- _Task requirements_
Using the records below, filter out every line that lacks "ifnmg" and copy the rest.
Data records START
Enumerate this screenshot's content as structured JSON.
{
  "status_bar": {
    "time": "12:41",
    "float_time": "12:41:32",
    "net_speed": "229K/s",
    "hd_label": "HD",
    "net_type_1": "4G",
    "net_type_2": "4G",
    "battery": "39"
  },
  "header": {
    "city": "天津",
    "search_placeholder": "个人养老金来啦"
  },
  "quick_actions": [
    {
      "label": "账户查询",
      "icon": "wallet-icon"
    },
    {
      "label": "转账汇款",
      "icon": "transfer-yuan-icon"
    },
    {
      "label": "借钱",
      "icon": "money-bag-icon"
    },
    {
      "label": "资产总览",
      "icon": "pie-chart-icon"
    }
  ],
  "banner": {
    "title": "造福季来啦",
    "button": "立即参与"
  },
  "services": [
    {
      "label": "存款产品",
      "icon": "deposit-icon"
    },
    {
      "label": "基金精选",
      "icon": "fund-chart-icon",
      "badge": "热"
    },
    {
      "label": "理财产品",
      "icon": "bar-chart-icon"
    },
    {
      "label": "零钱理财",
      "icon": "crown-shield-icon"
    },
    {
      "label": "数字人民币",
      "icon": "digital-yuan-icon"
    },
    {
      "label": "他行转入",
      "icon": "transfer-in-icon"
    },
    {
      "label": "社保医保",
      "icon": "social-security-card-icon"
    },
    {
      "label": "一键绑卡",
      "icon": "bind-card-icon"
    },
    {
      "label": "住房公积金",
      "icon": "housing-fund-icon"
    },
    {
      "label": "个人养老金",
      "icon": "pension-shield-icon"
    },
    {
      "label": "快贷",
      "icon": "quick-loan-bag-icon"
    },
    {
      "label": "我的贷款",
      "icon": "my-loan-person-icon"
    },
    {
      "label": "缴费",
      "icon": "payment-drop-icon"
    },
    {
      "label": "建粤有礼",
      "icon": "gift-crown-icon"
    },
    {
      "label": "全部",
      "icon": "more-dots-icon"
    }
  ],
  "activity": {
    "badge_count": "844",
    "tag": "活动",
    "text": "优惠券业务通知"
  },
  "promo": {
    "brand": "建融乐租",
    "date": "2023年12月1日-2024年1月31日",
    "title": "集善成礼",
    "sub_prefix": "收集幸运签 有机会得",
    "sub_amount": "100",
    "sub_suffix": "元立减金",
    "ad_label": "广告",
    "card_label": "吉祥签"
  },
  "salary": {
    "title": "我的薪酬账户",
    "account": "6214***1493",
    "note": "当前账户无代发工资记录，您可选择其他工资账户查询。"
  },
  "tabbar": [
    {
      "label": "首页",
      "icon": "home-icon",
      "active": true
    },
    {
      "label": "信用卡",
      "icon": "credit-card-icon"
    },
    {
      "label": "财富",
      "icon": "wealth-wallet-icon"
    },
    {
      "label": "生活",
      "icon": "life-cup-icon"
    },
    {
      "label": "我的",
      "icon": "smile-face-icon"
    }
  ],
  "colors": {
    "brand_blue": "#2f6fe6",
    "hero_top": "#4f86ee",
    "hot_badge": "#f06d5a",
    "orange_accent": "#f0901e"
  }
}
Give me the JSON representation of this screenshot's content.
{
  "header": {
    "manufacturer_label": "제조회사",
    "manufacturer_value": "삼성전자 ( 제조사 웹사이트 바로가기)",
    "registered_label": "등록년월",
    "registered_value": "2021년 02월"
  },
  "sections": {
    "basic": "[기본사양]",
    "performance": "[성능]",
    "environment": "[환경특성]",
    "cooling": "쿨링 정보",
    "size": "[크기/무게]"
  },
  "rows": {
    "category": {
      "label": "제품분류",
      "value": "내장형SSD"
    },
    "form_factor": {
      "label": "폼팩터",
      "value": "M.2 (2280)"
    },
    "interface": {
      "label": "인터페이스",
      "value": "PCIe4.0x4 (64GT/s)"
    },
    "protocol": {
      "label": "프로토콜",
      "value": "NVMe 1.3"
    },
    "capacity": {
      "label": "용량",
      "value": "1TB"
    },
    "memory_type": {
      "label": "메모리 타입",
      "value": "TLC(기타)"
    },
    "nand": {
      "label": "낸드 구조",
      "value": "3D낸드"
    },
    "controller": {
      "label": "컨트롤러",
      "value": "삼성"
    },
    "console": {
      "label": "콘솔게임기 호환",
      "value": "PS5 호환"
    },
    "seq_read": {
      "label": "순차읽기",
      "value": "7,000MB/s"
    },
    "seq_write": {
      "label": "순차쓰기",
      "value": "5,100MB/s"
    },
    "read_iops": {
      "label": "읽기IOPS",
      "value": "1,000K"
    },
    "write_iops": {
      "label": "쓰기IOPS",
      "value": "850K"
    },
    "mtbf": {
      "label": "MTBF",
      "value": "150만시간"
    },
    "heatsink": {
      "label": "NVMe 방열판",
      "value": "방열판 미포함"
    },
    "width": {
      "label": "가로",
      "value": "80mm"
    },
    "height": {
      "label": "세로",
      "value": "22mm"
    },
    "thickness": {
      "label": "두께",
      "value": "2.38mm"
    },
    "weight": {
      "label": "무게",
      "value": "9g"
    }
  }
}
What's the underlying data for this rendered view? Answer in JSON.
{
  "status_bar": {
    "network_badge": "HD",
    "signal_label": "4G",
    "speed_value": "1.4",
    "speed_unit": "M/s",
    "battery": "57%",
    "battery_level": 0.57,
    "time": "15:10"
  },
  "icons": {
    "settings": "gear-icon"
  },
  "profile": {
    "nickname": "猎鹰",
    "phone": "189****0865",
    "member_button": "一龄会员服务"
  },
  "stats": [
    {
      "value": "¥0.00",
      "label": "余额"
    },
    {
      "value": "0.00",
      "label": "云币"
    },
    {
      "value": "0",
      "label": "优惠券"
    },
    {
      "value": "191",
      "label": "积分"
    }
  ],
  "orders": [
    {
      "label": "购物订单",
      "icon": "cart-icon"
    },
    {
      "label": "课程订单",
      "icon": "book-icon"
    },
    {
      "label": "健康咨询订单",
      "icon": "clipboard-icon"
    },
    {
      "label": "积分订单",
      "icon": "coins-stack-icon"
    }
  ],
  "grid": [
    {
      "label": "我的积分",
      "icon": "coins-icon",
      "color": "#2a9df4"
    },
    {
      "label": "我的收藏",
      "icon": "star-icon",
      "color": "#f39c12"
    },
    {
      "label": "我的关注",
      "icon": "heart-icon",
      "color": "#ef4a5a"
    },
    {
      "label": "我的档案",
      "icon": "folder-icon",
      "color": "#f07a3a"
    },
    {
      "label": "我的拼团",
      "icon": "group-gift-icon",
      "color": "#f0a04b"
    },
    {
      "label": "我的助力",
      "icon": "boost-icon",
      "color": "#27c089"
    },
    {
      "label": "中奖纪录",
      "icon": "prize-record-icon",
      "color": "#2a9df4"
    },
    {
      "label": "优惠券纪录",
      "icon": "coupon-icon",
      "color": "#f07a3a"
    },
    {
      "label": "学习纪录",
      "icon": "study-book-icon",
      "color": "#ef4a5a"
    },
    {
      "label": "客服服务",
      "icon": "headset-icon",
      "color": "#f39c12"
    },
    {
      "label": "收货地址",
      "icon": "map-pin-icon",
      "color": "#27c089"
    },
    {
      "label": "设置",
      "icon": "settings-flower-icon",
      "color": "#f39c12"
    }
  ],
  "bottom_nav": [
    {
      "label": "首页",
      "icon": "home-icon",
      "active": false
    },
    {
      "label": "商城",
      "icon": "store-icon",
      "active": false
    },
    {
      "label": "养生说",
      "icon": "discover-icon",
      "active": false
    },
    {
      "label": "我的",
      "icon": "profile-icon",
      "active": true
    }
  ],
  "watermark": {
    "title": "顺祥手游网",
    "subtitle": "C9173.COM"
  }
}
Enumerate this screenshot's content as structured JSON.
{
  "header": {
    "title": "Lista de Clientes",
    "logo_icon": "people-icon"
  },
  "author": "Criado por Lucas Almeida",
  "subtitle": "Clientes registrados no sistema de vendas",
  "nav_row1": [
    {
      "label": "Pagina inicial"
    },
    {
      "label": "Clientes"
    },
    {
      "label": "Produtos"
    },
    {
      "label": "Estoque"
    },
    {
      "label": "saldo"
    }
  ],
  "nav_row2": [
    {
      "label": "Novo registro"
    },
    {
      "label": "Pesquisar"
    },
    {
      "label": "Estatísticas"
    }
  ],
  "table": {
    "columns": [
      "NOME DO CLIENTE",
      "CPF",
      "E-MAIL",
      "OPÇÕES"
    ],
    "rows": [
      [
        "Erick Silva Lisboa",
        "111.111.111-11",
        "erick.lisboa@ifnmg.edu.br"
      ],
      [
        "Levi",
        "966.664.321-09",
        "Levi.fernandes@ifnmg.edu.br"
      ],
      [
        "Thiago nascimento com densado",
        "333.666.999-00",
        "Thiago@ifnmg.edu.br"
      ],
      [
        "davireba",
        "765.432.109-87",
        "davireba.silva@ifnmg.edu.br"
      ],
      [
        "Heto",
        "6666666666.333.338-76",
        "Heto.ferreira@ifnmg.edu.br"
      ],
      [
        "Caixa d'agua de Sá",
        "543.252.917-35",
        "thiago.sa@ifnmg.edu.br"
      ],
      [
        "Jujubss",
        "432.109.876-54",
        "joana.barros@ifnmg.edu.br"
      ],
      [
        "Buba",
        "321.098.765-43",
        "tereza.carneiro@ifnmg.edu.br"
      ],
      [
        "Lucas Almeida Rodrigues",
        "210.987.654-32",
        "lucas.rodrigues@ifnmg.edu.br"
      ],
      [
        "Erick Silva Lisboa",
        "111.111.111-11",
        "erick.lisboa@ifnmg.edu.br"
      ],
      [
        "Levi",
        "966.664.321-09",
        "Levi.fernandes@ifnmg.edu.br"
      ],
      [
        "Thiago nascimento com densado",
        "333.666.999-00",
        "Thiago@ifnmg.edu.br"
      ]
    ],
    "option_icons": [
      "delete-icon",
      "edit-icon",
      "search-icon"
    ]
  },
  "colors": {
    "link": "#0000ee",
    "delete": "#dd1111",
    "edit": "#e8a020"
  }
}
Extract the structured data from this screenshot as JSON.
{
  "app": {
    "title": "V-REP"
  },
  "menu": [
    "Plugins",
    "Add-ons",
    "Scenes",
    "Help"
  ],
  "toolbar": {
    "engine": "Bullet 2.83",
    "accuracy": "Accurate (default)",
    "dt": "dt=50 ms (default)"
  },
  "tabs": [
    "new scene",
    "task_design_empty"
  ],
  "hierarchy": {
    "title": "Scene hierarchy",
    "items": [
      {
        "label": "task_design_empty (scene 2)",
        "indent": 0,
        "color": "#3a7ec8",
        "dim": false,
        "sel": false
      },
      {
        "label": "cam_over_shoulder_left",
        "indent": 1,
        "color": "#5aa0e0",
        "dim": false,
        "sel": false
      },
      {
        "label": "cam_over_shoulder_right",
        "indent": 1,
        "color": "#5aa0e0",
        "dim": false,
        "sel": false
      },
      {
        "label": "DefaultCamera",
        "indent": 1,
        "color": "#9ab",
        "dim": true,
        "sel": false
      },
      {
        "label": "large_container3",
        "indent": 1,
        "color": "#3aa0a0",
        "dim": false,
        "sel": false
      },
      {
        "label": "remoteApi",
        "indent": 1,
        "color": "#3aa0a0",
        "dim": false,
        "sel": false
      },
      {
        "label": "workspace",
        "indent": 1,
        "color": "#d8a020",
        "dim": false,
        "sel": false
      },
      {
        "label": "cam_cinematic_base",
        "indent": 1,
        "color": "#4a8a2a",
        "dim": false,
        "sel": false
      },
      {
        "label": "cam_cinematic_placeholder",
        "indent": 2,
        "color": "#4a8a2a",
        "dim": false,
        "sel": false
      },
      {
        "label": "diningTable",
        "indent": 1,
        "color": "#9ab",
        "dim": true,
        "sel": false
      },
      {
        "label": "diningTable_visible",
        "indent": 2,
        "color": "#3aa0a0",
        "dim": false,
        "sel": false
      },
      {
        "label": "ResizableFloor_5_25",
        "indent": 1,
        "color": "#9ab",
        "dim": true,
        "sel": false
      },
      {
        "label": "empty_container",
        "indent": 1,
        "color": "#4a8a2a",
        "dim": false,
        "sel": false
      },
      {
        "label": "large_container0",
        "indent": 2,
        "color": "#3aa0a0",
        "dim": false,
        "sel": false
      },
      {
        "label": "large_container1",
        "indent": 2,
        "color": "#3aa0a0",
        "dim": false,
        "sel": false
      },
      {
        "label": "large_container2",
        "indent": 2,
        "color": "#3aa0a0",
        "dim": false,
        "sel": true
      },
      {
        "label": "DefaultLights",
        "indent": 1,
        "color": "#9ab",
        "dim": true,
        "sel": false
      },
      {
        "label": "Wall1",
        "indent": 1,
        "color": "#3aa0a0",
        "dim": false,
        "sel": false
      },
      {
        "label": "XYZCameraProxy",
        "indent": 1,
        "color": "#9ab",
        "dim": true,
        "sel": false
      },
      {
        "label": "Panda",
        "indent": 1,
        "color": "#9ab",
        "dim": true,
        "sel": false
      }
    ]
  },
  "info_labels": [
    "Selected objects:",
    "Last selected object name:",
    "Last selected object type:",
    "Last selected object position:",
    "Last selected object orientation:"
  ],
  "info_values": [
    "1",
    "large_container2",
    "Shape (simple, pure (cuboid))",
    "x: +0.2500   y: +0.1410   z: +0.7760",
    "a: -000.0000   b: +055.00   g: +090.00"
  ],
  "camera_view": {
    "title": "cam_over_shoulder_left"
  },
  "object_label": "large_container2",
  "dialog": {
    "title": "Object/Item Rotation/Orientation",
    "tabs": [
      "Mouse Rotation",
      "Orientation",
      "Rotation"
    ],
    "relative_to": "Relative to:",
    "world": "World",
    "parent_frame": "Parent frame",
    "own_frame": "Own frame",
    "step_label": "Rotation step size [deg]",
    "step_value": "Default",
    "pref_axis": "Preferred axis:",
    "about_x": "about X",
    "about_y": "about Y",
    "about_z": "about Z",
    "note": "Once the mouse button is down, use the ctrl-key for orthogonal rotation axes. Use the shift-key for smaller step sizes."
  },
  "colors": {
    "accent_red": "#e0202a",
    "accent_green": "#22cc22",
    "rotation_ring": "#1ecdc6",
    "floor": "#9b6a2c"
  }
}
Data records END
- _Result for this exercise_
        "erick.lisboa@ifnmg.edu.br"
        "Levi.fernandes@ifnmg.edu.br"
        "Thiago@ifnmg.edu.br"
        "davireba.silva@ifnmg.edu.br"
        "Heto.ferreira@ifnmg.edu.br"
        "thiago.sa@ifnmg.edu.br"
        "joana.barros@ifnmg.edu.br"
        "tereza.carneiro@ifnmg.edu.br"
        "lucas.rodrigues@ifnmg.edu.br"
        "erick.lisboa@ifnmg.edu.br"
        "Levi.fernandes@ifnmg.edu.br"
        "Thiago@ifnmg.edu.br"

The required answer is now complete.